Fort Leonard Wood’s Training Area 228 pond is the place to be for young anglers who want to hook a catfish. The Kid’s Catfish Derby, hosted by the Directorate of Public Works’ Natural Resources Branch, is open to youth anglers ages 15 and younger. Registration starts at 8:30 a.m. on June 10. Youth can cast their hooks in the water from 9 a.m. to noon. Last year, 130 children participated in the event. (Photo Credit: Photo by Amanda Sullivan, Fort Leonard Wood Public Affairs Office) VIEW ORIGINAL

FORT LEONARD WOOD, Mo. — It’s no fish tale. It’s time to make some new fishing memories at Fort Leonard Wood’s Catfish Derby, set to take place from 9 a.m. to noon on June 10 at the pond at Training Area 228, off FLW 38.

“We hope new fishers can enjoy some quality time outside with their adults. Hopefully participants will pass along what can become a lifelong activity and fishing tradition to youth, and maybe even get some dinner while they are at it,” said Kenton Lohraff, chief of the Directorate of Public Works’ Natural Resources Branch, the agency hosting the event.

The derby is open to youth anglers, ages 15 and younger — all participants need to be accompanied by an adult — and registration starts at 8:30 a.m.

John Brant, a fisheries biologist with the Natural Resources Branch, said the catfish derby is one way to help youth connect with the outdoors.

“A personal connection with the outdoors is important, and catching catfish is a great way to begin that connection,” Brant said.

Anglers are asked to bring their own gear, “but limited loaner equipment will be available,” Brant said.

According to Brant, the pond is stocked with 400 Channel Catfish and some of them might have grown to 5 to 8 pounds.
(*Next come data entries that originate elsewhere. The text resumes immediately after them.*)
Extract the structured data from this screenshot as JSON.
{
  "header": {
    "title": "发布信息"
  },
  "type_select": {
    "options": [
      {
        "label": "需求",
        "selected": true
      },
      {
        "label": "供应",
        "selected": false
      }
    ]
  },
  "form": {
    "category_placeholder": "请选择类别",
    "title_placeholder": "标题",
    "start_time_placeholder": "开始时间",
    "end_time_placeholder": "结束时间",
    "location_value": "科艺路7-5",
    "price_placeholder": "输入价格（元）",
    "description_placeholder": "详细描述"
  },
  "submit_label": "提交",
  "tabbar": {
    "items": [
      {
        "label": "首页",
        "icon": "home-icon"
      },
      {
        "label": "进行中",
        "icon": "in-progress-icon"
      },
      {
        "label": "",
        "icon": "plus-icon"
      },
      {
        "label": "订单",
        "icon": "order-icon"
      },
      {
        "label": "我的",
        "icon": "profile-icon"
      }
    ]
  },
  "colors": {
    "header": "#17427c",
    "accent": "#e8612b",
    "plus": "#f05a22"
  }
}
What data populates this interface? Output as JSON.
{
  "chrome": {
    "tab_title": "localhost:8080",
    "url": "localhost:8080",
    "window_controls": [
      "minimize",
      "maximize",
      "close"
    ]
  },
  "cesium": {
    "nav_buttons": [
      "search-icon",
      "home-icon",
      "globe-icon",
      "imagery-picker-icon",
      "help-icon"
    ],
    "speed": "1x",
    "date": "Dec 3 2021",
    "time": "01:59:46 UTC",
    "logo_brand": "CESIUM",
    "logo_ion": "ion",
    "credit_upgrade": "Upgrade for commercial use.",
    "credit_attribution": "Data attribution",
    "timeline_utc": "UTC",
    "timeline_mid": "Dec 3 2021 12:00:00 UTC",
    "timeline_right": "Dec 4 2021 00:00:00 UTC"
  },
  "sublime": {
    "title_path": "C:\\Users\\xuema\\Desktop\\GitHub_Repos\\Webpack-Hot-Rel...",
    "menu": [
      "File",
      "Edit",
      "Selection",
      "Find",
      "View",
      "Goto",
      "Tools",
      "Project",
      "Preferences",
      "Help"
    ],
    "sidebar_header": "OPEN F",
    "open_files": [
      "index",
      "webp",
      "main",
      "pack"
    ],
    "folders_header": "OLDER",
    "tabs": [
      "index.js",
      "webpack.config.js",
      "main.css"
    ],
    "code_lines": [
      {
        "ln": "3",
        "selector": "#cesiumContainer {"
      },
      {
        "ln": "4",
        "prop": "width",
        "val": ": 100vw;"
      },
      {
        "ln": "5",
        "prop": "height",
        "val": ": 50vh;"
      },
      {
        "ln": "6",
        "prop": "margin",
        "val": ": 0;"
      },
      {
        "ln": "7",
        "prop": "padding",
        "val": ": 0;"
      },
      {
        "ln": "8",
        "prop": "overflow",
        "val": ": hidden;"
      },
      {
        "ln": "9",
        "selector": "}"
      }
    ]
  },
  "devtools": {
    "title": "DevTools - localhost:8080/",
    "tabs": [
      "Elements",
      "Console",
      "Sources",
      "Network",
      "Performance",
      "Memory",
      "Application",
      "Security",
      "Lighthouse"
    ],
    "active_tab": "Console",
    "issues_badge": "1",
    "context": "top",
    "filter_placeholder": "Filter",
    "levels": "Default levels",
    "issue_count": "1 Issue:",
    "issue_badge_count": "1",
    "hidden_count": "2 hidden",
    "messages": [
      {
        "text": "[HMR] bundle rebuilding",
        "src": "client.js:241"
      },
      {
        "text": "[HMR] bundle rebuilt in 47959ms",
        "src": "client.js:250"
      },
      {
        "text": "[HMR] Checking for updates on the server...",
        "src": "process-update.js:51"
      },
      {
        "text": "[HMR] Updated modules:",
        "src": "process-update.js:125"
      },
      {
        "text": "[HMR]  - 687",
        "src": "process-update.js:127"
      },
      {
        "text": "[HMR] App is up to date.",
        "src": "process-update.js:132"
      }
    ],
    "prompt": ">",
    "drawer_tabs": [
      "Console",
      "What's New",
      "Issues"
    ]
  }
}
He said some of the catfish are tagged and youngsters who catch a tagged one will win a prize.

According to the Missouri Department of Conservation, common bait for Channel Catfish include ribbed, rubber worms, or night crawlers, chicken liver, grasshoppers, crayfish or small fish rigged on a straight, treble or circle hook.

Brant said the best bait for catfish depends on who you ask, “but one can never go wrong with night crawlers.”

The Missouri Department of Conservation’s website states that other common names for the Channel Catfish are Spotted Cat, Blue Cat, Fiddler, Lady Cat, Chucklehead Cat and Willow Cat. Adult Channel Catfish can grow to be 12- to 32-inches long, weighing up to 15 pounds, and are the most abundant and widely distributed large catfish in Missouri.

“Our goal is not to make everyone an angler, but we hope to provide the opportunity for a new outdoor activity,” Brant said. “I hope people and youth go home thinking they enjoyed their time in nature and consider their own future outings.”

The Directorate of Family and Morale, Welfare and Recreation’s Outdoor Adventure Center is preparing to provide hotdogs and drinks.